Medical care: Medical treatment is expensive, and adequate insurance is advisable. Local clinics can provide most services, and 2 major hospitals nearby offer extensive, high level facilities.

Safety, emergencies: Crime is very low on the island although there is always some risk everywhere. Be prudent and discreet with valuables, cash, and tempting possessions, especially at the public beach parks. Holmes Beach has a police force and fire service. Emergency call number is 911.

Holidays, tourist season. The busiest time of year is around Presidents Day, the third Monday in February, when many families visit during school holidays (Spring Break) and for spring warmth. Winter is typically when northern visitors reside but have a small effect on visible numbers. Early and late summer brings out the beach-goers and vacationers. Mid-summer is often too hot for most tourists, except weekend residents who are pursuing water sports and fishing. Major holidays are Thanksgiving November 25th; Christmas December 25; Presidents Day, the third Monday of February; Memorial Day, the last Monday of May; and Labor Day, the first Monday in September.

Hurricanes: In the North Atlantic, tropical cyclones or typhoons are called hurricanes. The time of year they form is during the hot summer months, officially June through November but most commonly in August and September. Sometimes earlier and later storms can be a threat. Accurate forecasting and monitoring allows early warning of any possible danger. At least 3 – 7 days notice is likely and if necessary, preparation or evacuation of the island shores to inland safety is easily planned long before there is any risk of danger to life and property.

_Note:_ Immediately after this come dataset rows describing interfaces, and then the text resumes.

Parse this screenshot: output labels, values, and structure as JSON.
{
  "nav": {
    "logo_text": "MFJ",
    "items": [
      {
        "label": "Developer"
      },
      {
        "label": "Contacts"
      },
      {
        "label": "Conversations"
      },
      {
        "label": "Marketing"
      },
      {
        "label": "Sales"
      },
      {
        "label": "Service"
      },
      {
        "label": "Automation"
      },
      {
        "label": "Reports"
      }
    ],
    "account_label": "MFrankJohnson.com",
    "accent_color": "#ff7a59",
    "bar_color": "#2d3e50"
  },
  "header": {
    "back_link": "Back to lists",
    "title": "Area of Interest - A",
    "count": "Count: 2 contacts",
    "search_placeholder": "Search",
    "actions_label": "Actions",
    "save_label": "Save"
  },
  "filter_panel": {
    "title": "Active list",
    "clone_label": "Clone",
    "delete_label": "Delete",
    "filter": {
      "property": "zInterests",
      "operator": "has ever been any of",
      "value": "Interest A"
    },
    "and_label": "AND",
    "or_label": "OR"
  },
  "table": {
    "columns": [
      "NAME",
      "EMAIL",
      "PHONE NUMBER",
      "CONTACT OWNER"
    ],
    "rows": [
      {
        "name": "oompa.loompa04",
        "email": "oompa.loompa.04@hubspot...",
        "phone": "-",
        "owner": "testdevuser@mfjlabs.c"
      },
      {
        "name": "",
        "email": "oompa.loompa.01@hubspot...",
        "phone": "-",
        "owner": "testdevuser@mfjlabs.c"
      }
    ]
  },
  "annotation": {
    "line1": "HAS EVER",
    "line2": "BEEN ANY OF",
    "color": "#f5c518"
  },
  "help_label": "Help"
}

Cultural: Americans can appear brash and unsophisticated to many foreign visitors. Be prepared for extroverted behavior and casual, friendly encounters! However, they are also very conservative in many areas of dress and attitudes. Public beaches do not permit semi-naked sunbathing or wearing thong-style swim suits. Consumption of alcohol is prohibited on the beach, and local code regulations are enforced. Generally the lifestyle is informal and politely helpful. On busy weekends and holidays the worst behavior of more than usual numbers of visitors stands out but is abnormal and infrequent. Above all, enjoy your visit, don’t hesitate to ask for help, and relish in the last refuge of Old Florida style living!